After another coastal stop, it was time to visit the glacier. Unfortunately, due to bad weather forecast for the following day, we were not able to put on ice spikes and walk up the glacier. As a compromise, we visited a day early so we could at least see the glacier properly. The ice was amazing, showing a slight blue tint as a result of its great mass. After a briefing with our tour guide in which he explained the ice had melted, causing a recession of around two hundred metres in the last 30 years, we hiked to the glacier’s base and had some group photos and a few talks on the geography of the area. The black grit covered a lot of the ice and a giant pool up to sixty metres deep had formed from the melting ice. It was a shame we couldn’t get on to the glacier, but we were very lucky to at least study it and experience it first-hand.
Saturday, 29th October 2016
As predicted, the weather was terrible. The wind and rain were both so strong that it was very hard to stay warm and dry when outside. We visited an information centre to avoid the bad weather, and many of the group took turns on the earthquake simulator. Once finished in the adjoined shop, we set off to our next destination: an area where we could hard boil eggs in a natural water system. The water that formed the streams in this park was, in places, at a temperature of around 80 degrees Celsius - a complete contrast to the low temperature of the rain! The eggs were carried out to the water pools in nets on sticks, eventually being held in the water for around 10 minutes.
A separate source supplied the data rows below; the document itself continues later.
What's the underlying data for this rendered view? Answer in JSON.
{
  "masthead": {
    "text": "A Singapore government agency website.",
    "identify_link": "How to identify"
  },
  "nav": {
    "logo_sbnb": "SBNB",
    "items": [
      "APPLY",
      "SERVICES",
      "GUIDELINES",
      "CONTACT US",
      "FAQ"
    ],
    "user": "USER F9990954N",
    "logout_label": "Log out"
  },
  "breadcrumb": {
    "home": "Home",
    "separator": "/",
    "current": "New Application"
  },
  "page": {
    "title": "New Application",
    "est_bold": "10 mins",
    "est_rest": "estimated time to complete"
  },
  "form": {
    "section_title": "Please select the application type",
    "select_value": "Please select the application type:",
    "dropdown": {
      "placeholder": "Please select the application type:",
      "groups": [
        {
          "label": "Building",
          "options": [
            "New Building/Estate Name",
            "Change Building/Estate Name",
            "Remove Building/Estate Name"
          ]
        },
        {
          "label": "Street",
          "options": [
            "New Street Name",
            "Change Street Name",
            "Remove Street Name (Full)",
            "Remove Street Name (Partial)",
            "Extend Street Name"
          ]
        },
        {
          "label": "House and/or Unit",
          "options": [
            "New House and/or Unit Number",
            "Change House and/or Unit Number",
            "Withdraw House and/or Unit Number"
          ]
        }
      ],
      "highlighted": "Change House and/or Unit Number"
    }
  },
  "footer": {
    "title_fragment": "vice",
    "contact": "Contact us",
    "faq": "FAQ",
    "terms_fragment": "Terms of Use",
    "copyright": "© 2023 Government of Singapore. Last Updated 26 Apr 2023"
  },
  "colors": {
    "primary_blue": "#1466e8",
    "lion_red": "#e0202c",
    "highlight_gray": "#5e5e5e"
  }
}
They were surprisingly well done and tasted very good.
We then travelled to a ‘Geo-thermal power station’ in which we learnt about the energy use in Iceland and, more specifically, Reykjavik. Iceland is one of the world’s leading countries in renewable energy, with amazing levels of environmental knowledge and care. Once the tour was over, we visited a crater that was so large; it was almost like the mould for an upside down ‘mini-mountain’. The water that had settled in the bottom was so blue and almost unnatural looking. The rain still fell and the weather didn’t look as if it were going to clear, so we travelled back to the hostel for dinner and a quiz.
Sunday, 30th October 2016
We had to wake up at 2AM in order to get to the airport on time. Everyone was very tired, but we were able to board the plane and get home safely. The experience was great and extremely interesting. If this trip runs again, I highly recommend it. The geography was very interesting, and seeing everything first-hand really added to the experience. The teachers were very organised and helped make the trip a success. As well as that, our tour guide and bus driver were great at keeping everyone entertained and interested on the longer journeys. On behalf of everyone who went on the trip, I would like to thank all of the adults who were involved in planning and organising the trip, and I feel very lucky to have been a part of such a great group of students.
- James and Ollie, Year 12